Task material:
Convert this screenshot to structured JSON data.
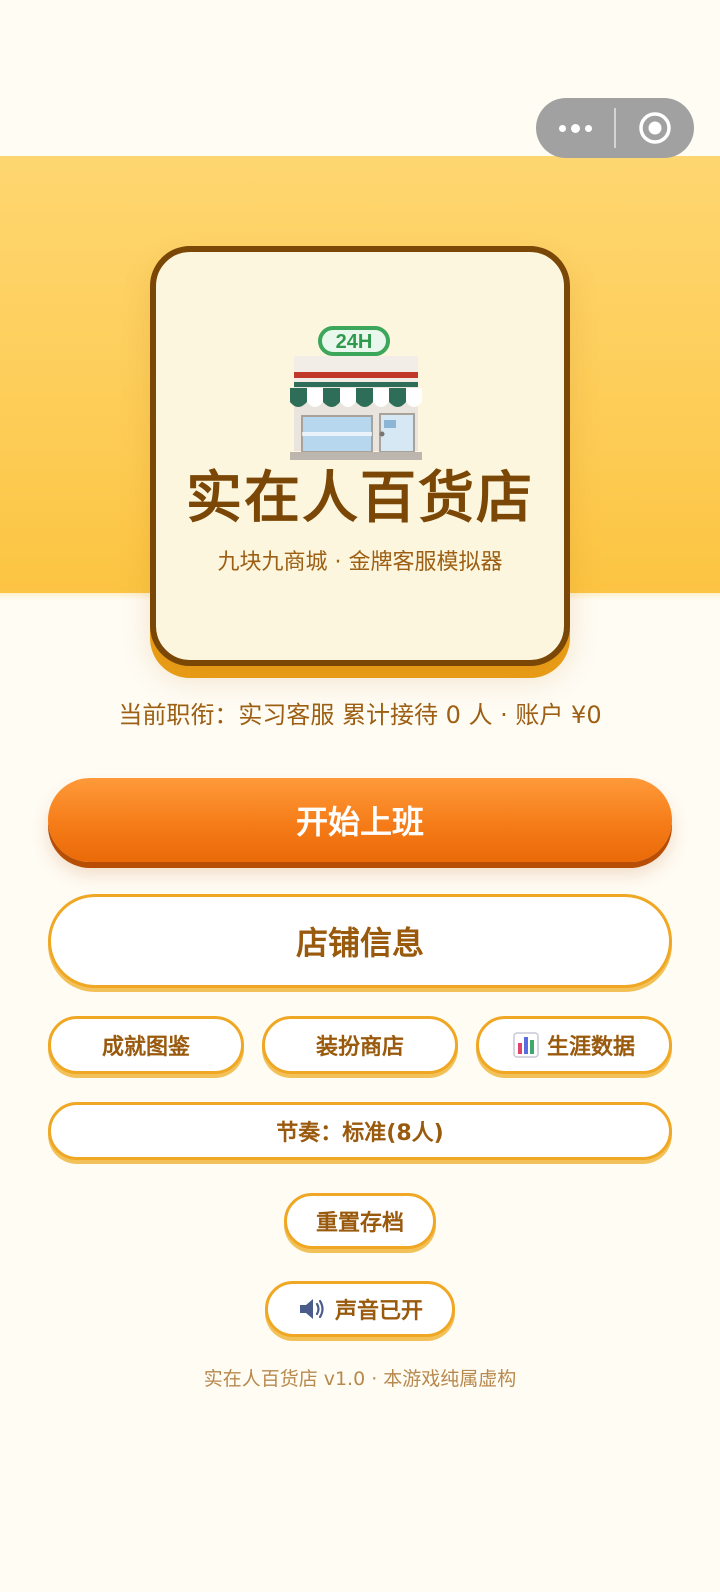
{
  "capsule": {
    "more_icon": "more-dots-icon",
    "close_icon": "target-circle-icon"
  },
  "hero": {
    "icon": "convenience-store-icon",
    "sign_text": "24H",
    "title": "实在人百货店",
    "subtitle": "九块九商城 · 金牌客服模拟器"
  },
  "status": {
    "text": "当前职衔：实习客服 累计接待 0 人 · 账户 ¥0"
  },
  "buttons": {
    "start": "开始上班",
    "shop_info": "店铺信息",
    "achievements": "成就图鉴",
    "dress_shop": "装扮商店",
    "career_icon": "bar-chart-icon",
    "career": "生涯数据",
    "pace": "节奏：标准(8人)",
    "reset": "重置存档",
    "sound_icon": "speaker-icon",
    "sound": "声音已开"
  },
  "footer": {
    "text": "实在人百货店 v1.0 · 本游戏纯属虚构"
  },
  "colors": {
    "band": "#FDCB52",
    "card_border": "#7A4706",
    "card_bg": "#FDF6DE",
    "primary": "#F57C18",
    "outline": "#EFA724",
    "text_brown": "#9C5F13",
    "background": "#FFFCF4"
  }
}
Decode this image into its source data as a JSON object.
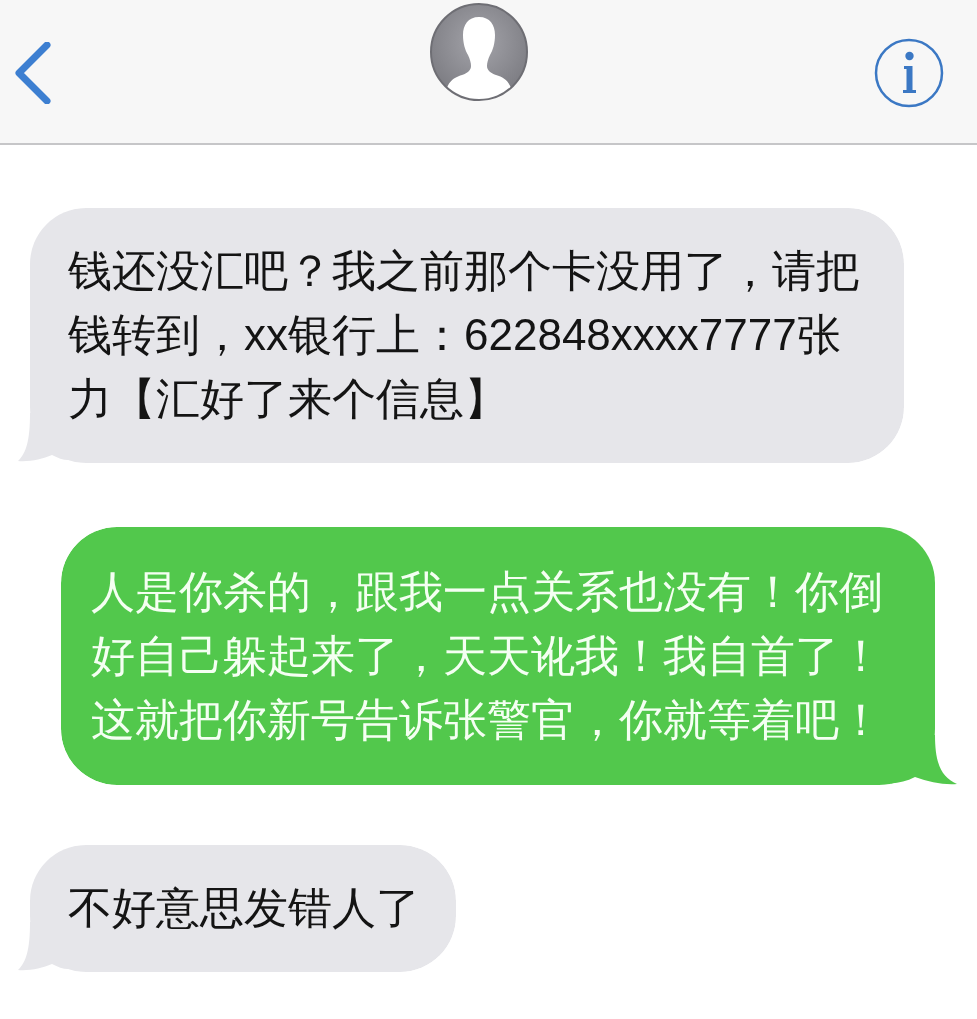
{
  "messages": [
    {
      "kind": "received",
      "text": "钱还没汇吧？我之前那个卡没用了，请把钱转到，xx银行上：622848xxxx7777张力【汇好了来个信息】"
    },
    {
      "kind": "sent",
      "text": "人是你杀的，跟我一点关系也没有！你倒好自己躲起来了，天天讹我！我自首了！这就把你新号告诉张警官，你就等着吧！"
    },
    {
      "kind": "received",
      "text": "不好意思发错人了"
    }
  ]
}
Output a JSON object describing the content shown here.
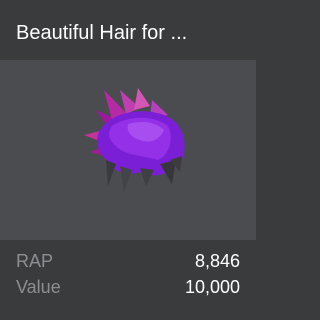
{
  "item": {
    "title": "Beautiful Hair for ...",
    "thumbnail_icon": "purple-spiky-hair-accessory",
    "colors": {
      "hair_primary": "#8a2be2",
      "hair_highlight": "#b03ad0",
      "hair_tips": "#d04aa0"
    }
  },
  "stats": {
    "rap_label": "RAP",
    "rap_value": "8,846",
    "value_label": "Value",
    "value_value": "10,000"
  }
}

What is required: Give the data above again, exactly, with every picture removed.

Answer to this task:
Convert this screenshot to structured JSON data.
{
  "capsule": {
    "more_icon": "more-dots-icon",
    "close_icon": "target-circle-icon"
  },
  "hero": {
    "icon": "convenience-store-icon",
    "sign_text": "24H",
    "title": "实在人百货店",
    "subtitle": "九块九商城 · 金牌客服模拟器"
  },
  "status": {
    "text": "当前职衔：实习客服 累计接待 0 人 · 账户 ¥0"
  },
  "buttons": {
    "start": "开始上班",
    "shop_info": "店铺信息",
    "achievements": "成就图鉴",
    "dress_shop": "装扮商店",
    "career_icon": "bar-chart-icon",
    "career": "生涯数据",
    "pace": "节奏：标准(8人)",
    "reset": "重置存档",
    "sound_icon": "speaker-icon",
    "sound": "声音已开"
  },
  "footer": {
    "text": "实在人百货店 v1.0 · 本游戏纯属虚构"
  },
  "colors": {
    "band": "#FDCB52",
    "card_border": "#7A4706",
    "card_bg": "#FDF6DE",
    "primary": "#F57C18",
    "outline": "#EFA724",
    "text_brown": "#9C5F13",
    "background": "#FFFCF4"
  }
}
Decode this image into its source data as a JSON object.
{
  "messages": [
    {
      "kind": "received",
      "text": "钱还没汇吧？我之前那个卡没用了，请把钱转到，xx银行上：622848xxxx7777张力【汇好了来个信息】"
    },
    {
      "kind": "sent",
      "text": "人是你杀的，跟我一点关系也没有！你倒好自己躲起来了，天天讹我！我自首了！这就把你新号告诉张警官，你就等着吧！"
    },
    {
      "kind": "received",
      "text": "不好意思发错人了"
    }
  ]
}
Output a JSON object describing the content shown here.
{
  "item": {
    "title": "Beautiful Hair for ...",
    "thumbnail_icon": "purple-spiky-hair-accessory",
    "colors": {
      "hair_primary": "#8a2be2",
      "hair_highlight": "#b03ad0",
      "hair_tips": "#d04aa0"
    }
  },
  "stats": {
    "rap_label": "RAP",
    "rap_value": "8,846",
    "value_label": "Value",
    "value_value": "10,000"
  }
}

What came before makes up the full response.